RECORDS PROVIDED:
= Beginning of Section =

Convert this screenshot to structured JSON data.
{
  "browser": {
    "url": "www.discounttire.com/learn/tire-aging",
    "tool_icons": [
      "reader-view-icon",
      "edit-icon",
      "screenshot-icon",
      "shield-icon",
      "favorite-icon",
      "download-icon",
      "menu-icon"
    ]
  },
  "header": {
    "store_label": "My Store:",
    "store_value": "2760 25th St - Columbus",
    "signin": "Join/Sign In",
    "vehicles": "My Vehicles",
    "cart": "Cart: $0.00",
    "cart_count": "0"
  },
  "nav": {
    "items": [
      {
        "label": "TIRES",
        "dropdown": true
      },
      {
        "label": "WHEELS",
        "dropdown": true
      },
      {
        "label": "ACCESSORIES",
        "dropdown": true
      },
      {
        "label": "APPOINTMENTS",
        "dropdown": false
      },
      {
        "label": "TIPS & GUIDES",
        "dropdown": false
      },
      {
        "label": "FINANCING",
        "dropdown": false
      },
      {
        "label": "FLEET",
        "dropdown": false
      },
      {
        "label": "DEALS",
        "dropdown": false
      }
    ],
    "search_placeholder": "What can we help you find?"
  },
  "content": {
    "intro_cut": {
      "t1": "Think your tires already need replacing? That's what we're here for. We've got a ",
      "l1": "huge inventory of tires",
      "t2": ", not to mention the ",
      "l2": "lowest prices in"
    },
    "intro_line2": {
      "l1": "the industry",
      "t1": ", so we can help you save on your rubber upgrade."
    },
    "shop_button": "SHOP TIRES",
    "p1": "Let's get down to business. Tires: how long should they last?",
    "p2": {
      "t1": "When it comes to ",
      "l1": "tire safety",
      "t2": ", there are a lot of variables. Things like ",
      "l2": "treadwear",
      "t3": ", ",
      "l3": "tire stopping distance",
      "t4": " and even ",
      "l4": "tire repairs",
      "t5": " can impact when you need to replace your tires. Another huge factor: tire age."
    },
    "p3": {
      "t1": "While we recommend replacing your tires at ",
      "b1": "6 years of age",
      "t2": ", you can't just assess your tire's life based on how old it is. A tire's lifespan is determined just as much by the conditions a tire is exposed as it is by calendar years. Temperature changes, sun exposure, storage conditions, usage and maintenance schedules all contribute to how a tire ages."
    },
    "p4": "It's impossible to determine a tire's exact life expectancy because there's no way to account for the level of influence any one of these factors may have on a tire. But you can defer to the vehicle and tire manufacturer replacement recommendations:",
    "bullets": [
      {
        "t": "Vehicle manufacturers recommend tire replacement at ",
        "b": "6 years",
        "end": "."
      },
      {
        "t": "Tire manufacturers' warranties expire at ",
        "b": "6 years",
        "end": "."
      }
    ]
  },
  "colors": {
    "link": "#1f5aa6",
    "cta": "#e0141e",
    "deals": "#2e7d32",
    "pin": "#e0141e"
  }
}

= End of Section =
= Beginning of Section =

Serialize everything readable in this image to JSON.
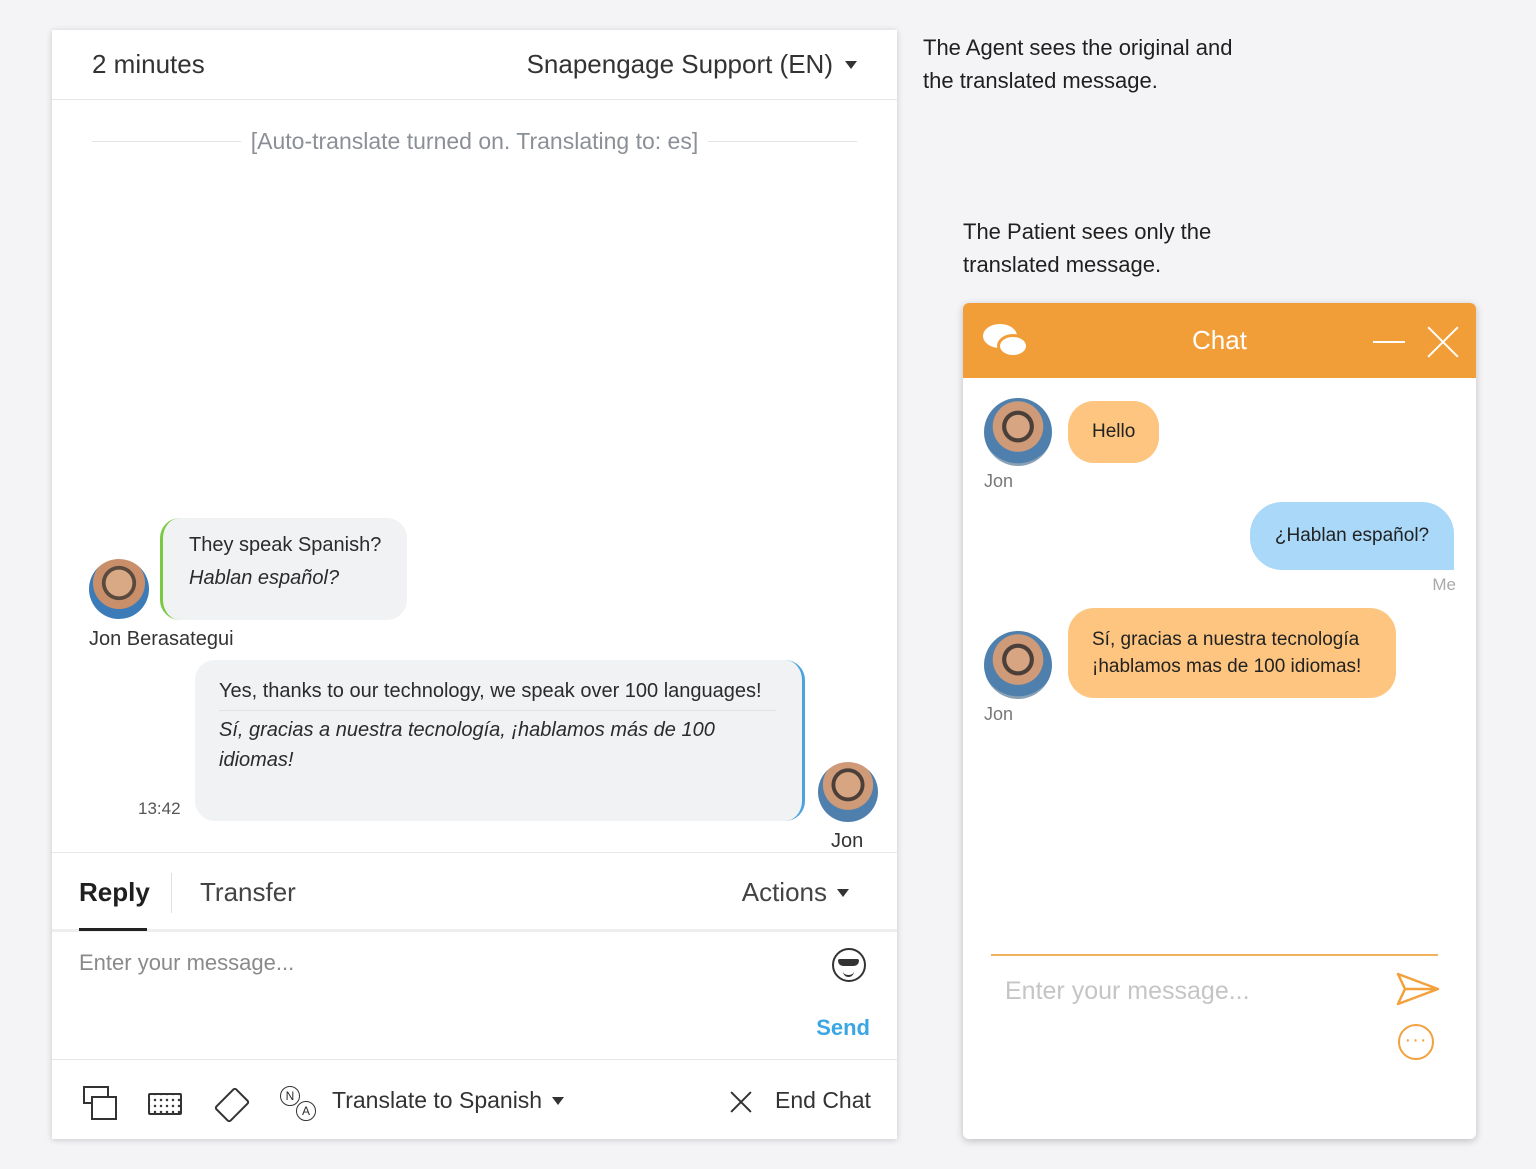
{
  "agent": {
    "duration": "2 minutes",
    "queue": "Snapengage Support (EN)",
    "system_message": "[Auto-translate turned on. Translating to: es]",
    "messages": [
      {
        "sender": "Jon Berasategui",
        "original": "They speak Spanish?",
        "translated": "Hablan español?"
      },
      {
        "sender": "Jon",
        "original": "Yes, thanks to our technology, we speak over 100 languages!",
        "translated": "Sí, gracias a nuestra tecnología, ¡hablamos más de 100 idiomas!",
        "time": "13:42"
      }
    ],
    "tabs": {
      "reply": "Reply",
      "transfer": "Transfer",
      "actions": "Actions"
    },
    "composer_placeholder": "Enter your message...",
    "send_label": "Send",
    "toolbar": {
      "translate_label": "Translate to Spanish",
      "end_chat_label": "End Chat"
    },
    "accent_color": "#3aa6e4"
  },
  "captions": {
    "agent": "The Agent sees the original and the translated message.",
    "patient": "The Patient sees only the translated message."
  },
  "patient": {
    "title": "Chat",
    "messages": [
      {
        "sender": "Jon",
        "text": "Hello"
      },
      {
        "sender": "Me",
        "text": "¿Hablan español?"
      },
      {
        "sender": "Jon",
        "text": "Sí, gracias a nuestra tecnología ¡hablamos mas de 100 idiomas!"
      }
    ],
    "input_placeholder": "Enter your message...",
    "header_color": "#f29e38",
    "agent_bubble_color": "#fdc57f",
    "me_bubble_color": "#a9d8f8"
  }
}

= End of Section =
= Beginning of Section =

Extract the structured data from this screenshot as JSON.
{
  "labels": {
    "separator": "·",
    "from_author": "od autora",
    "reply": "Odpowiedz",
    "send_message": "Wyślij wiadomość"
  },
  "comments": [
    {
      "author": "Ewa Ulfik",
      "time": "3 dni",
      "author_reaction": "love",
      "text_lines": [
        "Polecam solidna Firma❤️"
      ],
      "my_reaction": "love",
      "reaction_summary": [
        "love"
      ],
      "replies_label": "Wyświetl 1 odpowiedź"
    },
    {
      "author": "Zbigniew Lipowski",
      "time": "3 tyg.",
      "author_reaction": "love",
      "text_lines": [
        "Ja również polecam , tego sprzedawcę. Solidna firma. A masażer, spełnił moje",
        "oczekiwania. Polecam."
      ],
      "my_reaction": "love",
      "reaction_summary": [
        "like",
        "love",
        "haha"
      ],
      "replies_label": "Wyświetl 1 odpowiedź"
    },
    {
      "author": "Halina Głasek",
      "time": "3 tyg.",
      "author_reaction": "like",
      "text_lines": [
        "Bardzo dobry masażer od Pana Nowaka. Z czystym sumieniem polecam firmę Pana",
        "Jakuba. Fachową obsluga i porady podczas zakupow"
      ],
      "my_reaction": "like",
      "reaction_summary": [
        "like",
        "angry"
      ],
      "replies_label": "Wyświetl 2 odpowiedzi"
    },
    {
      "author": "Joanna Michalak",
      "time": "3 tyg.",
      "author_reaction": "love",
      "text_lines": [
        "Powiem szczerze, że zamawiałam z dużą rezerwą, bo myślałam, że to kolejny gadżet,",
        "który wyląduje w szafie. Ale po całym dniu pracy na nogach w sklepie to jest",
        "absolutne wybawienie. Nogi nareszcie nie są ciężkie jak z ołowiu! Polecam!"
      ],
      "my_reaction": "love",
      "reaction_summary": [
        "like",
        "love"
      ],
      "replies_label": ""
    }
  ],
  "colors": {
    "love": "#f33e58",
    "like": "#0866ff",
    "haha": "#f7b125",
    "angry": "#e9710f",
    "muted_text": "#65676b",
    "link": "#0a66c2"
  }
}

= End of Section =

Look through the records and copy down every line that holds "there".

YOUR SOLUTION:
      "t2": ", there are a lot of variables. Things like ",
    "p4": "It's impossible to determine a tire's exact life expectancy because there's no way to account for the level of influence any one of these factors may have on a tire. But you can defer to the vehicle and tire manufacturer replacement recommendations:",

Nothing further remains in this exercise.